» YOUR GOAL
Return, without anything added, the lines from the one containing "What data populates" through the end of the entries below, exactly as written.

» DATASET ENTRIES
--*--
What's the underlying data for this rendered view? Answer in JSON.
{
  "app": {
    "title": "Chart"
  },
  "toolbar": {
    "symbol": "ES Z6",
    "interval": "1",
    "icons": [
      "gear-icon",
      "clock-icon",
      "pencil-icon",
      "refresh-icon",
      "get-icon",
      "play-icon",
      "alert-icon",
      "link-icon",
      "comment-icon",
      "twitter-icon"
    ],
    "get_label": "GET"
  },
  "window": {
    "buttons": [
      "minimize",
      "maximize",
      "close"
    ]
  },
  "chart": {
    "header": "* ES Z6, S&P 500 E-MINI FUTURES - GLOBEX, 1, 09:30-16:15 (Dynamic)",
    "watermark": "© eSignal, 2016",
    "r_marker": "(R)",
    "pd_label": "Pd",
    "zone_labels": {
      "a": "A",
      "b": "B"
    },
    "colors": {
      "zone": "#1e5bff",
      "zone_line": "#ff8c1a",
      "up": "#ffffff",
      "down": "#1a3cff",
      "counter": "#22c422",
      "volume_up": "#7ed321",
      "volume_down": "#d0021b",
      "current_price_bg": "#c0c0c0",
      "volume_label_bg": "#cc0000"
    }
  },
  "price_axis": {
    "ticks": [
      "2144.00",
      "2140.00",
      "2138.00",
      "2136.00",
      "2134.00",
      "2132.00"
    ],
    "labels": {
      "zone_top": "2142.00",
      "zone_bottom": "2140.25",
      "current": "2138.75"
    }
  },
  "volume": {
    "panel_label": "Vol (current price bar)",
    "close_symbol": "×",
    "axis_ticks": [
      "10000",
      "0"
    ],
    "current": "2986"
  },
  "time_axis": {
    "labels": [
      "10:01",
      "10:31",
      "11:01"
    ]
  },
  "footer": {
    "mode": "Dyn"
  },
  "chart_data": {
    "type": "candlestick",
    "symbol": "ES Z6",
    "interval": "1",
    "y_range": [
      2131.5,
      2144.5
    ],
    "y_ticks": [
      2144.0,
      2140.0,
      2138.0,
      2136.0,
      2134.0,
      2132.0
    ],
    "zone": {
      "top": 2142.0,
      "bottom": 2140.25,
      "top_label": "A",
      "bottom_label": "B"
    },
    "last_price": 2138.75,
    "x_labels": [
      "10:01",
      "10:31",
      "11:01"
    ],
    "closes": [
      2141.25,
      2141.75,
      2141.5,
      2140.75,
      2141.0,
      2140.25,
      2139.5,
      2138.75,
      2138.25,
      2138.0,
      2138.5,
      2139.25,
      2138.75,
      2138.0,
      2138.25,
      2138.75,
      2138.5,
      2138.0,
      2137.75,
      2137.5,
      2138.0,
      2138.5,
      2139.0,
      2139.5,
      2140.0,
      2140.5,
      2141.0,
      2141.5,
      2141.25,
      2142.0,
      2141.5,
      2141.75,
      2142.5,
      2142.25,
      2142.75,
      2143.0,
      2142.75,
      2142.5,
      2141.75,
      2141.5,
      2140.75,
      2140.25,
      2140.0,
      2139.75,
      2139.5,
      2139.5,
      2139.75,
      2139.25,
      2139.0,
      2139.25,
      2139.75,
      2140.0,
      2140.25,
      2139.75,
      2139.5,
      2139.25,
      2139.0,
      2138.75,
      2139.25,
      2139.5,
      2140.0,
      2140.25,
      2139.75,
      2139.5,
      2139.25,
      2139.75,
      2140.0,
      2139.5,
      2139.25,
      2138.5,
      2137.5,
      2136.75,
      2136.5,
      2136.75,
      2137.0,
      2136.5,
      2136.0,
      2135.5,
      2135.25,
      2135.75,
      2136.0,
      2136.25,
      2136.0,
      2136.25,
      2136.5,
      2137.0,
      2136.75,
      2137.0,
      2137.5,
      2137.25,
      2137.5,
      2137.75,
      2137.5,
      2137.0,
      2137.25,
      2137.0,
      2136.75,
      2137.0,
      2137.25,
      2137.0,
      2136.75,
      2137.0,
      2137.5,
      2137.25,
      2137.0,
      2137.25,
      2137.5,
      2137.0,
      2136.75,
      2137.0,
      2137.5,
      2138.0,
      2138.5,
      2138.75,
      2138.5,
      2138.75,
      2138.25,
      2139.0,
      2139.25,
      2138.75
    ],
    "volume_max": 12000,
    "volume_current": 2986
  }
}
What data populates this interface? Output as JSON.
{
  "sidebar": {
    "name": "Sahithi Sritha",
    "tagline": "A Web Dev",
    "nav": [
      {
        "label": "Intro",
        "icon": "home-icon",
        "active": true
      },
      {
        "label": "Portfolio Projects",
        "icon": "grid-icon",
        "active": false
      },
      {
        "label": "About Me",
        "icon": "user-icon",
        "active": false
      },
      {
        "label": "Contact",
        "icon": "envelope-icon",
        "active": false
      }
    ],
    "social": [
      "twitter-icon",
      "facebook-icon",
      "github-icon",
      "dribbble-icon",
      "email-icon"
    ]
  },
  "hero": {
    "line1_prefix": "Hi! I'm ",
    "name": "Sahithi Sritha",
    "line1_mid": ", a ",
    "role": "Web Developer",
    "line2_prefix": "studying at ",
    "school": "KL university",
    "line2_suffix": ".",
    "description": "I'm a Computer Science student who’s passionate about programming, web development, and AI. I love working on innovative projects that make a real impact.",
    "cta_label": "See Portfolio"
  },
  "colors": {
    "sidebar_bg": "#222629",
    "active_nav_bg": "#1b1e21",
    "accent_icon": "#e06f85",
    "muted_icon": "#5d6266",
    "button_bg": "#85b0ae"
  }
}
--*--
» FINISHED TASK
What data populates this interface? Output as JSON.
{
  "sidebar": {
    "name": "Sahithi Sritha",
    "tagline": "A Web Dev",
    "nav": [
      {
        "label": "Intro",
        "icon": "home-icon",
        "active": true
      },
      {
        "label": "Portfolio Projects",
        "icon": "grid-icon",
        "active": false
      },
      {
        "label": "About Me",
        "icon": "user-icon",
        "active": false
      },
      {
        "label": "Contact",
        "icon": "envelope-icon",
        "active": false
      }
    ],
    "social": [
      "twitter-icon",
      "facebook-icon",
      "github-icon",
      "dribbble-icon",
      "email-icon"
    ]
  },
  "hero": {
    "line1_prefix": "Hi! I'm ",
    "name": "Sahithi Sritha",
    "line1_mid": ", a ",
    "role": "Web Developer",
    "line2_prefix": "studying at ",
    "school": "KL university",
    "line2_suffix": ".",
    "description": "I'm a Computer Science student who’s passionate about programming, web development, and AI. I love working on innovative projects that make a real impact.",
    "cta_label": "See Portfolio"
  },
  "colors": {
    "sidebar_bg": "#222629",
    "active_nav_bg": "#1b1e21",
    "accent_icon": "#e06f85",
    "muted_icon": "#5d6266",
    "button_bg": "#85b0ae"
  }
}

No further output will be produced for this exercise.